Shyamal is an amiable, self-satisfied young man, sales manager of a large electrical company, with a modern flat, a nice wife, a lively social life and hopes of a becoming a director some day soon. When his wife’s sister visits from the country he’s pleased and proud to show her the good life, and when a crisis at the factory threatens a large export order he acts decisively, ensuring his seat on the board. He’s a winner – but what has he lost? A deceptively simple film, with the acute observation and gentle humour typical of Satyajit Ray.
India 1971, 112 minutes
Shyamal is a modern, sophisticated, successful young man. After briefly following in his father’s footsteps as a teacher, he leaves for the big city and a job in industry. He’s now sales manager of an electrical appliance manufacturers with large export interests, and has hopes of a seat on the board. He’s married to Dolan, and lives in a smart company flat in Calcutta. Their son, in keeping with Anglo-Indian high society mores, goes to public school. When Dolan’s sister Tutul visits Shyamal is pleased to show her the delights of city life: the cocktail parties, the country club (formerly for Europeans Only) and the race meetings. She’s apparently enchanted with them – why wouldn’t she be?
Satyajit Ray has been compared with Chekhov for the way he explores deep questions through apparently slight stories of everyday life, and for the feeling of intangible loss felt by his characters or perceived by the audience. Shyamal has achieved material success, but at a price. He’s distanced from his parents no less than from his exiled son and, by espousing western values (and why do developing countries always adopt the worst aspects of western culture?) is in danger of losing his Indian identity. We see his life largely through Tutul’s eyes: she’s a country girl, inexperienced but no fool, and while she enjoys the trappings of his success she’s not seduced by them. When Shyamal averts a crisis in the company by distinctly underhand methods she congratulates him on his ensuing promotion but quietly withdraws from their lives.

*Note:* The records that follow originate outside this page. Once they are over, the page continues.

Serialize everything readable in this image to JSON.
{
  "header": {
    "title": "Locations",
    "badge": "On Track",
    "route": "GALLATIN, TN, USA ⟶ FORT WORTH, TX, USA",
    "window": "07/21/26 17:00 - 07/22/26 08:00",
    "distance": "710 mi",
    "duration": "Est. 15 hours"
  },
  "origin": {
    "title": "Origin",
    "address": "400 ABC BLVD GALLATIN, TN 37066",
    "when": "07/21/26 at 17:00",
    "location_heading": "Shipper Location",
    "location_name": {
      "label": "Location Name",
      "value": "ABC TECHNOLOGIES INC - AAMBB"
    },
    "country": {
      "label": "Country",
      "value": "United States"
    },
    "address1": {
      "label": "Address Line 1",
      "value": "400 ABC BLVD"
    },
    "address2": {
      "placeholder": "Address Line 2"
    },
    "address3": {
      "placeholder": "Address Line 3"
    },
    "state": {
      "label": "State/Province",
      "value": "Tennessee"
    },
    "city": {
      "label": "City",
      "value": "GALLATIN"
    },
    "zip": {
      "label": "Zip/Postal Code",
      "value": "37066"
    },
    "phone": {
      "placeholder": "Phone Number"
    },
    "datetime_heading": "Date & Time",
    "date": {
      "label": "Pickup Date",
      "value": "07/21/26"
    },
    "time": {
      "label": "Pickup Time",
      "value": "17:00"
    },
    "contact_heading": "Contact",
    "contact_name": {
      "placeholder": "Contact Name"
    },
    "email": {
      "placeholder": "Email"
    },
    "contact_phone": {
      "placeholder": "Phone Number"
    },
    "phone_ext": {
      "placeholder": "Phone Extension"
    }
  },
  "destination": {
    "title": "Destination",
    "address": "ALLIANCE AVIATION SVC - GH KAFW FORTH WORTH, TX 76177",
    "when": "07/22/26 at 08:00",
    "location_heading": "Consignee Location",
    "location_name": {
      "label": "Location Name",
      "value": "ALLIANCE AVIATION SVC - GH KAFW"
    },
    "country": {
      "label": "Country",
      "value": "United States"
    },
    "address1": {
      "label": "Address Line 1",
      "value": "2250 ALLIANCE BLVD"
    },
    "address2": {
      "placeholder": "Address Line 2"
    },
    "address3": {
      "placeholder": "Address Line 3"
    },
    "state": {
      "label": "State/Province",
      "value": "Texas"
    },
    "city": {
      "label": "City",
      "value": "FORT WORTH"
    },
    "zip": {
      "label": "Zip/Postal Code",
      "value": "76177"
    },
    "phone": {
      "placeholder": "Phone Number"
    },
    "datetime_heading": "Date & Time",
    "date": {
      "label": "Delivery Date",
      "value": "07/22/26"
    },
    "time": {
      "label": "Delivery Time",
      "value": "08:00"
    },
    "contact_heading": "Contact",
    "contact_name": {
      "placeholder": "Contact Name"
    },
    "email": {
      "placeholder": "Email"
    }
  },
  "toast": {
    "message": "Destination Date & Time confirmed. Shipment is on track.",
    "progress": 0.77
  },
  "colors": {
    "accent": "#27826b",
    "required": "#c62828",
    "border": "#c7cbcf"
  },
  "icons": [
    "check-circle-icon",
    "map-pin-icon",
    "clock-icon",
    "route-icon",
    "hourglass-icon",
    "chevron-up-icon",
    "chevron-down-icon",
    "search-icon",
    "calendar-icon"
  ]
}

Like most of Ray’s films, Company Limited is both Indian and universal, about People Like Us getting along in a far from ideal world, not even noticing the compromises they make and the loss of self these compromises lead to. It’s deceptively simple, multi-layered piece, moral without being judgemental, making its points obliquely and with Ray’s gentle humour.
Shyamal – Barun Chanda
Dolan – Parumita Chowdhary
Tutul – Sharmila Tagore
Director, Screenplay, Music – Satyajit Ray
Photography – Soumendu Roy
- A nice study in corruption – beautifully observed. FAN-tastic symbolism.
- A clear plot & convincing footage about the Raj. A bit slow in places.
- Pedestrian, in Ray’s manner, but totally gripping – three cheers for Black & White photography
- I enjoyed the even pace of the direction (of the film).
- As true as ever but Ray seemed slower & plainer than usual.
- Very slow moving; almost tedious.
- Too slow & evenly paced. The new (company) director will have a hard time with all those enemies…
- Did their parents ever leave the bedroom ??
- What this film needed was a great quantity of tigers & elephants.
- FAWLTY FANS with Vindaloo & golf…